Work order: Find every line below that contains the word "Hương" and copy it out.

Records for this task:
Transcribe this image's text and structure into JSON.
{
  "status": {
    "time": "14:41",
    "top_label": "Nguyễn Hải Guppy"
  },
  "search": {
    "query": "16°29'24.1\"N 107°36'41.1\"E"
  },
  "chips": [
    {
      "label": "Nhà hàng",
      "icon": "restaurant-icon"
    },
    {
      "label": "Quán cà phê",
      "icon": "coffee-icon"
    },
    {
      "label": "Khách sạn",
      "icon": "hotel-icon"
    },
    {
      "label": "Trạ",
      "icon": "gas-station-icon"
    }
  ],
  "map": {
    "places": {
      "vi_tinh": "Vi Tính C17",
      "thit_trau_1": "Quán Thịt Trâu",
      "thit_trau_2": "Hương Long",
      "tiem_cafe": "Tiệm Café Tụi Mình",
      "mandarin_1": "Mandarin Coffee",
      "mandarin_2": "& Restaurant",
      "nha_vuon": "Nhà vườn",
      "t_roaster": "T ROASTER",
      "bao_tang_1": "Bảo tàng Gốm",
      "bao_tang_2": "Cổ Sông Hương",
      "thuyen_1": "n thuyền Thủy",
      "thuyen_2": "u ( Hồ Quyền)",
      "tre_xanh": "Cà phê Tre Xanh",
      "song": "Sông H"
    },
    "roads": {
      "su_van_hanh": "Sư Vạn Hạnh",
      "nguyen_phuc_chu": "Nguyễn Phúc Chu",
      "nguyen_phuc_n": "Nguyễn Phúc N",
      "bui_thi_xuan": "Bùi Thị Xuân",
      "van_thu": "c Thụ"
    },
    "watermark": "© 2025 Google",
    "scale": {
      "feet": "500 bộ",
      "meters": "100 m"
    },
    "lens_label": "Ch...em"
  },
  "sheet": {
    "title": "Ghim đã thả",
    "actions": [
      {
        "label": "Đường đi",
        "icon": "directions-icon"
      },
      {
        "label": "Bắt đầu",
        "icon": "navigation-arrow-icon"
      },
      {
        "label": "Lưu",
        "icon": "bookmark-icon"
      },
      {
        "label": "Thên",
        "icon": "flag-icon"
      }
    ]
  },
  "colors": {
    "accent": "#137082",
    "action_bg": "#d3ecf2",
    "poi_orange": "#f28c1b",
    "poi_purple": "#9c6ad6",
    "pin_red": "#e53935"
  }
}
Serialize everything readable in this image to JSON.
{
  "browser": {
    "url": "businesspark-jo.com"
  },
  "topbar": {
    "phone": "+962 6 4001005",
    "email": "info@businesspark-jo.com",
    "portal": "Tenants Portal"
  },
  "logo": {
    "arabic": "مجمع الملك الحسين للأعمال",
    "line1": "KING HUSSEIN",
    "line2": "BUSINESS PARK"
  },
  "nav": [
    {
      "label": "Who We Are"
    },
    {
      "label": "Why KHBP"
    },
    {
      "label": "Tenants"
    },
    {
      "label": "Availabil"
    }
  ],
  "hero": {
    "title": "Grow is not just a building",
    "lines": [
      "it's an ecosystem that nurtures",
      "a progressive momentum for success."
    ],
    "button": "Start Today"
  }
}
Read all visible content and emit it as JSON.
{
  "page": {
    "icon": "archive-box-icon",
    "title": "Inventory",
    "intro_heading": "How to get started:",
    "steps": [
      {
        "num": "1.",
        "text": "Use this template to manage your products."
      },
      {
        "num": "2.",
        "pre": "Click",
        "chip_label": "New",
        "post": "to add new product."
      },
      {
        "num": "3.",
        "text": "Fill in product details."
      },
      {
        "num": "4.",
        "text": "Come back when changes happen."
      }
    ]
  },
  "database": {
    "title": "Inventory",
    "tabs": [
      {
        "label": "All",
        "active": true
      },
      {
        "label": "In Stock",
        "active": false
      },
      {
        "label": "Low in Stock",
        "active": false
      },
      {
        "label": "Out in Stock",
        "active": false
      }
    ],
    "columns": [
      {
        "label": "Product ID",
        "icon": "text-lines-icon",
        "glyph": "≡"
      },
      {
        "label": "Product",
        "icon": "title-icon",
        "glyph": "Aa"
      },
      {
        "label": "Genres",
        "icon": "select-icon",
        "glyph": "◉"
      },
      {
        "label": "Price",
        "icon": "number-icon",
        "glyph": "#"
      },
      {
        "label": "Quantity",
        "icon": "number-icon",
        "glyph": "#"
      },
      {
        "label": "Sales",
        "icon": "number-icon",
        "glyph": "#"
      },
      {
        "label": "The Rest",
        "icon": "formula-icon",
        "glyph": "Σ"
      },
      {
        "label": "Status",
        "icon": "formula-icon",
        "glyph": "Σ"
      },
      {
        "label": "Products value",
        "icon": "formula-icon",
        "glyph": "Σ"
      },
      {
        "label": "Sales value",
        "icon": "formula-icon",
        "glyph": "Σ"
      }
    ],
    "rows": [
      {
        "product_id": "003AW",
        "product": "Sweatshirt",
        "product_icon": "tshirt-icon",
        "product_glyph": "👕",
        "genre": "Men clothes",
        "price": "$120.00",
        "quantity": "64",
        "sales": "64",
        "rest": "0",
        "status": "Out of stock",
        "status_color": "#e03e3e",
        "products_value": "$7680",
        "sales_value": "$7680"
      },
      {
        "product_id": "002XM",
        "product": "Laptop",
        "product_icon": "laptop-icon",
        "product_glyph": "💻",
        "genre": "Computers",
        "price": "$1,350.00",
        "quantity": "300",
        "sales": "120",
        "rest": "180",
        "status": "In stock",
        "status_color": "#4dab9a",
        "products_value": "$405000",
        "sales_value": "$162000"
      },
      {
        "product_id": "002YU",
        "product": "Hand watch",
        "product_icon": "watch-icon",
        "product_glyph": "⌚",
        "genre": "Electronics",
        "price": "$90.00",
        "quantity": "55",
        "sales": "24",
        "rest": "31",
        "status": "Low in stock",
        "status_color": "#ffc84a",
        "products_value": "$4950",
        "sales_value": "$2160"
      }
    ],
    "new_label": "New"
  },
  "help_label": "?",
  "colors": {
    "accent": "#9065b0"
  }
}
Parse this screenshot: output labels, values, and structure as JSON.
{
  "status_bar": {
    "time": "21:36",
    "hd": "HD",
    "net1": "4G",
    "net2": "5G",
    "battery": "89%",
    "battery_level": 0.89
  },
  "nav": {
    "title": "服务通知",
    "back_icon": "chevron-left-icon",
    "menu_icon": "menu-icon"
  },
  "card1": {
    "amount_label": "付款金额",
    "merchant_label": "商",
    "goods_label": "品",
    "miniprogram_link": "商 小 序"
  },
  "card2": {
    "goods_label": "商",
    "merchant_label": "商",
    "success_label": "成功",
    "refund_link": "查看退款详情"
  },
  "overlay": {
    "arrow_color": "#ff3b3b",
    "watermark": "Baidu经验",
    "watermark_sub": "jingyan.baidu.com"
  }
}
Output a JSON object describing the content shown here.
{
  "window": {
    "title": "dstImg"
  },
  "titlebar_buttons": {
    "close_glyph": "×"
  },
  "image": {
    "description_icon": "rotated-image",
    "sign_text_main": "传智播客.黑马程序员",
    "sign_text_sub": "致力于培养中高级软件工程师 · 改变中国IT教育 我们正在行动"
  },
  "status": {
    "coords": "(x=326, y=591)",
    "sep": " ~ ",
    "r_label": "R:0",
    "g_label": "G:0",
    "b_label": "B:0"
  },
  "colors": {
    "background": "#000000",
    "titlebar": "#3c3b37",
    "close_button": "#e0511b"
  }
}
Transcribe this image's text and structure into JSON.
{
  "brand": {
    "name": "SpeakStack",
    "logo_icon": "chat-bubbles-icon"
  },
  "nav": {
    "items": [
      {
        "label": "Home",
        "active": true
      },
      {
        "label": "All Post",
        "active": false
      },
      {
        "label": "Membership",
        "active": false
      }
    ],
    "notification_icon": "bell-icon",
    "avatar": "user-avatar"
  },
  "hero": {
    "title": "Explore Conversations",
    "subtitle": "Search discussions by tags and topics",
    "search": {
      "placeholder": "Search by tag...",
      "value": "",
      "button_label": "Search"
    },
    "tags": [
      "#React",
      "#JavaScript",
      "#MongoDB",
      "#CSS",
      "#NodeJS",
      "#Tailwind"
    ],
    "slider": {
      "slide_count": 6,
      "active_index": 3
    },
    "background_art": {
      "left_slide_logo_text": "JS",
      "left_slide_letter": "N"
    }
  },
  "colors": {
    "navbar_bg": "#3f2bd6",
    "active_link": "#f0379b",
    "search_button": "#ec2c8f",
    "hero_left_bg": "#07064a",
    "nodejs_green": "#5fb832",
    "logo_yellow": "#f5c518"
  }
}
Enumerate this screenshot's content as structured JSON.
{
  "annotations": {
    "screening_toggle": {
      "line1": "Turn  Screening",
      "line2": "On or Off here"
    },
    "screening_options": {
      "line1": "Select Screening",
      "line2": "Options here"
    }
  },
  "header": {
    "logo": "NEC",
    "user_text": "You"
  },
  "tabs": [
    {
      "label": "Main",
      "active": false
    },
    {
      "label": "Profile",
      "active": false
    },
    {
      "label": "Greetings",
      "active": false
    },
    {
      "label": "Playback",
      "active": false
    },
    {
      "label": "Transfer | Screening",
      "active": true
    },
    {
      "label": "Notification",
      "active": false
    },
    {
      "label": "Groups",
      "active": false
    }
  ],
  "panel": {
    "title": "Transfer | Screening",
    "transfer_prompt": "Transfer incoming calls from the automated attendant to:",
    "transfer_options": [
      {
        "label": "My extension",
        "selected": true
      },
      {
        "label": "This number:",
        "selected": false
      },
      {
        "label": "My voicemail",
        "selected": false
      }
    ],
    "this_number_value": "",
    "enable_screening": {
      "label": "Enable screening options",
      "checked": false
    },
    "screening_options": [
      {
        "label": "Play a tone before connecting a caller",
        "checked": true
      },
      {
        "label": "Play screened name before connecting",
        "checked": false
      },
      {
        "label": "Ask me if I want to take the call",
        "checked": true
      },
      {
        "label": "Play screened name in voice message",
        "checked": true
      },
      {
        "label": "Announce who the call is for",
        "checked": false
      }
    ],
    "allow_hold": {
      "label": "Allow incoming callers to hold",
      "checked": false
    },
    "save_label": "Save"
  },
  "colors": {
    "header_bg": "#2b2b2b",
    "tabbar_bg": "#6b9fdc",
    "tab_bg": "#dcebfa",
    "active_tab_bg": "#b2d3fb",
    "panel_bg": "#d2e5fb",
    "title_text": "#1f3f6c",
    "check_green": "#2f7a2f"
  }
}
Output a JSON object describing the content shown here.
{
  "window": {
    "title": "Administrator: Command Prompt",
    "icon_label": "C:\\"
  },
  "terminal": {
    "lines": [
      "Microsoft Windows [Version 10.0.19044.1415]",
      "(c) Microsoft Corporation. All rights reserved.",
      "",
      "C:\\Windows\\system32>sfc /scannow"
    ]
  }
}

Final answer:
      "thit_trau_2": "Hương Long",
      "bao_tang_2": "Cổ Sông Hương",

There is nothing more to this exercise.